I did want to insist that there shouldn't be an answering guitar phrase in Hey Jude - and that was important to me - but of course if you tell a guitarist that, and he's not as keen on the idea as you are, it looks as if you're knocking him out of the picture. I think George felt that: it was like, 'Since when are you going to tell me what to play? I'm in The Beatles too.' So I can see his point of view.
The next evening The Beatles continued working on the track, recording takes 7-23. George Harrison didn't perform, so waited in the studio control room. The session was filmed for a documentary by the National Music Council of Great Britain, who captured the group playing and chatting for a short colour film called Music!
At the end of the session George Martin made a rough mix of the song, in order to score it for the orchestra that was booked for 1 August.
Hey Jude has become a classic. It felt good recording it. We put it down a couple of times - trying to get it right - and, like everything else, it just clicked. That's how it should be.
On 31 July The Beatles decamped to Trident, a studio in London's Wardour Street, which had eight-track recording facilities. They began re-recording Hey Jude, laying down four takes of the song's rhythm track.
There is an amusing story about recording it. We were at Trident Studios in Soho, and Ringo walked out to go to the toilet and I hadn't noticed. The toilet was only a few yards from his drum booth, but he'd gone past my back and I still thought he was in his drum booth. I started what was the actual take, and Hey Jude goes on for hours before the drums come in and while I was doing it I suddenly felt Ringo tiptoeing past my back rather quickly, trying to get to his drums. And just as he got to his drums, boom boom boom, his timing was absolutely impeccable. So I think when those things happen, you have a little laugh and a light bulb goes off in your head and you think, This is the take! And you put a little more into it. You think, oh, fuck! This has got to be the take, what just happened was so magic! So we did that and we made a pretty good record.
Many Years From Now, Barry Miles
The song was completed the next day. McCartney added his bass and lead vocals, and the other Beatles contributed backing vocals. Then the 36-strong orchestra added backing for Hey Jude's lengthy four-chord coda The classical musicians were also offered a double fee for clapping and singing along to the 'nah nah nah' chant.
Most of the musicians were happy to oblige, especially as it meant a doubled fee, but there was one dissenter who reportedly walked out, saying "I'm not going to clap my hands and sing Paul McCartney's bloody song!"
Hey Jude contains an unedited expletive, which is often played by radio stations to this day. In the final verse, John Lennon sang "Let her into" instead of "Let her under your skin". His cry of "Oh!", followed by "Fucking hell", remains in the final mix.

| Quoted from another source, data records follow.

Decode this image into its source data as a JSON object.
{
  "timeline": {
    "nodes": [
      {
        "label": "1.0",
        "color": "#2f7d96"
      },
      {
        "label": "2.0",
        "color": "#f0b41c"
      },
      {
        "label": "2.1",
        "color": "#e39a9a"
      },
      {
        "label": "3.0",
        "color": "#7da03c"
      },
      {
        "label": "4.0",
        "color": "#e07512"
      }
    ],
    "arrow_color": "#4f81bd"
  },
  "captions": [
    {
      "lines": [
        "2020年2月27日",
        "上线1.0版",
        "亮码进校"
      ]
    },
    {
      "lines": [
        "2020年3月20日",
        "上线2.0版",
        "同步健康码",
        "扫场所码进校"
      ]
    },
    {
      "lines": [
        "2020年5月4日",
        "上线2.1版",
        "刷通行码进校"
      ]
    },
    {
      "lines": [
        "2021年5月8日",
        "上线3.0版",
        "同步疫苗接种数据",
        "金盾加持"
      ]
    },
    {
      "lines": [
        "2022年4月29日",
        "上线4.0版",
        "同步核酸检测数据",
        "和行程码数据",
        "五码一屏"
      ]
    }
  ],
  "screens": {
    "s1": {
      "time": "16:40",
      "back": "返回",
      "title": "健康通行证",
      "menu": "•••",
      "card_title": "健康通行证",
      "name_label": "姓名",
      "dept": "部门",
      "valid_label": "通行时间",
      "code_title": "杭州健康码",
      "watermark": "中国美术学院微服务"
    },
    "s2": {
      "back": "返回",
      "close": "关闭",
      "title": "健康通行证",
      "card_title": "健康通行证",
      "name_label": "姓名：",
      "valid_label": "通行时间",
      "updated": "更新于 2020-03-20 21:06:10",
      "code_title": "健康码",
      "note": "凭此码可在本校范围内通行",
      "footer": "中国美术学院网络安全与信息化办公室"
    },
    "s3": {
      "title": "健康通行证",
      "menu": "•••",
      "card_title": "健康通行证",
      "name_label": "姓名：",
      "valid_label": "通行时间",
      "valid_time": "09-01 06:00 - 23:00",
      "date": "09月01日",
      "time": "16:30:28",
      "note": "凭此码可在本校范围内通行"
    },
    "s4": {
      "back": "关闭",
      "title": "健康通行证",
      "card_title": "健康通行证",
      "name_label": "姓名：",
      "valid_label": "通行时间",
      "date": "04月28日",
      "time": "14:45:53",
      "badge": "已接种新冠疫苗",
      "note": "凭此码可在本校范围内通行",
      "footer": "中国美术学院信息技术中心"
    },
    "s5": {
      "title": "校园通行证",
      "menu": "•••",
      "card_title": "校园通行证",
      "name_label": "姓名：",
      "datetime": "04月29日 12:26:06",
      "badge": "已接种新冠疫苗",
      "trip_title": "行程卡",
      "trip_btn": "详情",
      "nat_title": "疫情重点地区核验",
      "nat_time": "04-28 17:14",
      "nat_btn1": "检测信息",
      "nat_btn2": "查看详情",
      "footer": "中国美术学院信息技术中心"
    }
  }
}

I was told about it at the time but could never hear it. But once I had it pointed out I can't miss it now. I have a sneaking suspicion they knew all along, as it was a track that should have been pulled out in the mix. I would imagine it was one of those things that happened - it was a mistake, they listened to it and thought, 'doesn't matter, it's fine'.
The Complete Beatles Recording Sessions, Mark Lewisohn